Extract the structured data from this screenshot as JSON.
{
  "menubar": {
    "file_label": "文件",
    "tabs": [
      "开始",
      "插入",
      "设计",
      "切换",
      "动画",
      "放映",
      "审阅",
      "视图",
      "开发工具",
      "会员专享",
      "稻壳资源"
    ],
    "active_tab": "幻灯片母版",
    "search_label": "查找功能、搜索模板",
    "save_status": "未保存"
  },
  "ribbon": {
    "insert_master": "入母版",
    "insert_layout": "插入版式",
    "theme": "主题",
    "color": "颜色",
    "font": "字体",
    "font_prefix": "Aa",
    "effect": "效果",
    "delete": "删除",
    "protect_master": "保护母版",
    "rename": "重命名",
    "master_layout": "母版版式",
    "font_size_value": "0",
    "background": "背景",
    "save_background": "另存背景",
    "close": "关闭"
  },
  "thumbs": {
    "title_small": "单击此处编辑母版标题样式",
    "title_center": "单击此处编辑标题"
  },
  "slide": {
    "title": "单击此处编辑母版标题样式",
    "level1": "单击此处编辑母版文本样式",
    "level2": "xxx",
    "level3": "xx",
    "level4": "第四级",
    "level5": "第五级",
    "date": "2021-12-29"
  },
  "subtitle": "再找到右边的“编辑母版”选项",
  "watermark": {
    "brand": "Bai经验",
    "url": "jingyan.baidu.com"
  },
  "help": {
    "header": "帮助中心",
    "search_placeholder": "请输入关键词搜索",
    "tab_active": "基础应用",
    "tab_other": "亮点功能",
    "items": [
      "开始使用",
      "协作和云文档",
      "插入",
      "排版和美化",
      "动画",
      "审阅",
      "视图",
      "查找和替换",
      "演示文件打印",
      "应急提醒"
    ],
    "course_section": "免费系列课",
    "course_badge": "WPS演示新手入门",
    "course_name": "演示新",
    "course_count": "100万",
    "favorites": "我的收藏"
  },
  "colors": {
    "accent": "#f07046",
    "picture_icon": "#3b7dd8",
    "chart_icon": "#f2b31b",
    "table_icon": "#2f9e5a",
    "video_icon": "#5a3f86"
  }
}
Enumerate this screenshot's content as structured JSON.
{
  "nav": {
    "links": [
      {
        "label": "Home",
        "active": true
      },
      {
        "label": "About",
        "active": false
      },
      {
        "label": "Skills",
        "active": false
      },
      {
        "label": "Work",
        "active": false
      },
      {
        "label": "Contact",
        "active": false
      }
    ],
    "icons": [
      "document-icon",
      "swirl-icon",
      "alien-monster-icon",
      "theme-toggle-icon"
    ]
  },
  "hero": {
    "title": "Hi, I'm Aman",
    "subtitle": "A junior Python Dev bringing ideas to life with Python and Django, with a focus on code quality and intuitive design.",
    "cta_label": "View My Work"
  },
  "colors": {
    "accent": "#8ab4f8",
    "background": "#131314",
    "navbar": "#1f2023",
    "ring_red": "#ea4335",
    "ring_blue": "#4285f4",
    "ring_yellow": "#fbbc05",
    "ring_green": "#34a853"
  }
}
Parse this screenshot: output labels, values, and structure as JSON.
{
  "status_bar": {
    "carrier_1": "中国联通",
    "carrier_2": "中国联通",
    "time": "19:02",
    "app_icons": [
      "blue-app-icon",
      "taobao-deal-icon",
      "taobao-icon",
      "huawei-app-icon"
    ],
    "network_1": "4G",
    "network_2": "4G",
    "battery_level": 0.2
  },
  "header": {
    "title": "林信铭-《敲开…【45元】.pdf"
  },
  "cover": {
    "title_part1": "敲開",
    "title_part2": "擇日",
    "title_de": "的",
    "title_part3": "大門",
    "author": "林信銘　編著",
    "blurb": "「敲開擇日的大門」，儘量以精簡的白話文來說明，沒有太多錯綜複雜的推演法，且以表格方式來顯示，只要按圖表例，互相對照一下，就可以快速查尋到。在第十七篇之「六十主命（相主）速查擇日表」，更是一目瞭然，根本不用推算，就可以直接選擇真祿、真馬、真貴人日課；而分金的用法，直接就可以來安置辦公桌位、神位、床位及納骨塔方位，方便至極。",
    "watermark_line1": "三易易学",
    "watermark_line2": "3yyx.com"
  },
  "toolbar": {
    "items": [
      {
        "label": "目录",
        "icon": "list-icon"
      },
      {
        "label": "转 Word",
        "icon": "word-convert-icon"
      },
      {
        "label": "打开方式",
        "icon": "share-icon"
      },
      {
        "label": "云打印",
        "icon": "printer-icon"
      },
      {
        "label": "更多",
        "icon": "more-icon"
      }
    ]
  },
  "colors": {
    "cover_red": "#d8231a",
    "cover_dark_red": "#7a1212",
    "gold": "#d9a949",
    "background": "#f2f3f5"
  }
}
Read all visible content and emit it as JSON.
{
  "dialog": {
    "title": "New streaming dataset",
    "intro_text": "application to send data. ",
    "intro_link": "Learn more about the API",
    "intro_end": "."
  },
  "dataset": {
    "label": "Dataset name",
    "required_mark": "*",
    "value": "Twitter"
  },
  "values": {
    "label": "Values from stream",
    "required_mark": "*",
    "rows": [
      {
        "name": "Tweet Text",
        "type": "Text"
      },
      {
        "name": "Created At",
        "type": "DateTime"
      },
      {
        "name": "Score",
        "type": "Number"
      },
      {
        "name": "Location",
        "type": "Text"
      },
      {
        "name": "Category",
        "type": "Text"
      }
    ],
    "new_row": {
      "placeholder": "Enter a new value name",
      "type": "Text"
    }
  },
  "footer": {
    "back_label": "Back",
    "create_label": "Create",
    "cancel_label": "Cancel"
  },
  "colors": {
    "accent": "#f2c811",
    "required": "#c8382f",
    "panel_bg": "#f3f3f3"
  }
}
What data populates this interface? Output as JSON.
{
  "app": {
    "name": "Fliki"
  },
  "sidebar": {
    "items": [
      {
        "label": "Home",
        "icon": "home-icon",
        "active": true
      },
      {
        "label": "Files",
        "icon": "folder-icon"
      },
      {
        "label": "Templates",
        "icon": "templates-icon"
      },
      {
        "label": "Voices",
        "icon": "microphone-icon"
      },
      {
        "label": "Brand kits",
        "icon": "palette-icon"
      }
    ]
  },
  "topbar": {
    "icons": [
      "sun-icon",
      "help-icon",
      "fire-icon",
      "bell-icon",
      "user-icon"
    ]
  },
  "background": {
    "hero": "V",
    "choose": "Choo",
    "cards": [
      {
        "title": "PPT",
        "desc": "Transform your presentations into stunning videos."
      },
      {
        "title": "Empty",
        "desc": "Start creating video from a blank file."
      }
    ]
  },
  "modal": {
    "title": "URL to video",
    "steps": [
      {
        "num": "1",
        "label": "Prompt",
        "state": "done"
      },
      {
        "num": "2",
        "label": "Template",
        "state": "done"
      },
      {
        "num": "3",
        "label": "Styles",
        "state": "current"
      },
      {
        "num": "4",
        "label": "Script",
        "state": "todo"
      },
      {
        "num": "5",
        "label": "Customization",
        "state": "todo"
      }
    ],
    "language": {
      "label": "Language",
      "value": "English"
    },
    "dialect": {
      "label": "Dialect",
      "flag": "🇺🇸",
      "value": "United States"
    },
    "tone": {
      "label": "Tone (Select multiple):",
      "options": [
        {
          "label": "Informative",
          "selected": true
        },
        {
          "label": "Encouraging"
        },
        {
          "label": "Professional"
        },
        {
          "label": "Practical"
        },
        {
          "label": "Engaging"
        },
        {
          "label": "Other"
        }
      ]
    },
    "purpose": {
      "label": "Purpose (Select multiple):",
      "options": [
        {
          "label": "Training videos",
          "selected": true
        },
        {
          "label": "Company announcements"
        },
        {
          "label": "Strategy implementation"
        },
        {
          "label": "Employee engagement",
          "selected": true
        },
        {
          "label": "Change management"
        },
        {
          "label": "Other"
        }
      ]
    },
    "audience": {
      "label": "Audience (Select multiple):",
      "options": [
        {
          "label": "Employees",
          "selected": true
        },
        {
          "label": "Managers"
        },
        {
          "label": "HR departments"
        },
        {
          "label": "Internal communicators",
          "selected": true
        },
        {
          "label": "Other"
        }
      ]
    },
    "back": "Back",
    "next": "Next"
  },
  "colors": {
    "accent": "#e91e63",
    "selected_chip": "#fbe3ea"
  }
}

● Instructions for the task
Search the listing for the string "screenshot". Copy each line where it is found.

● Task result
Extract the structured data from this screenshot as JSON.
Enumerate this screenshot's content as structured JSON.
Parse this screenshot: output labels, values, and structure as JSON.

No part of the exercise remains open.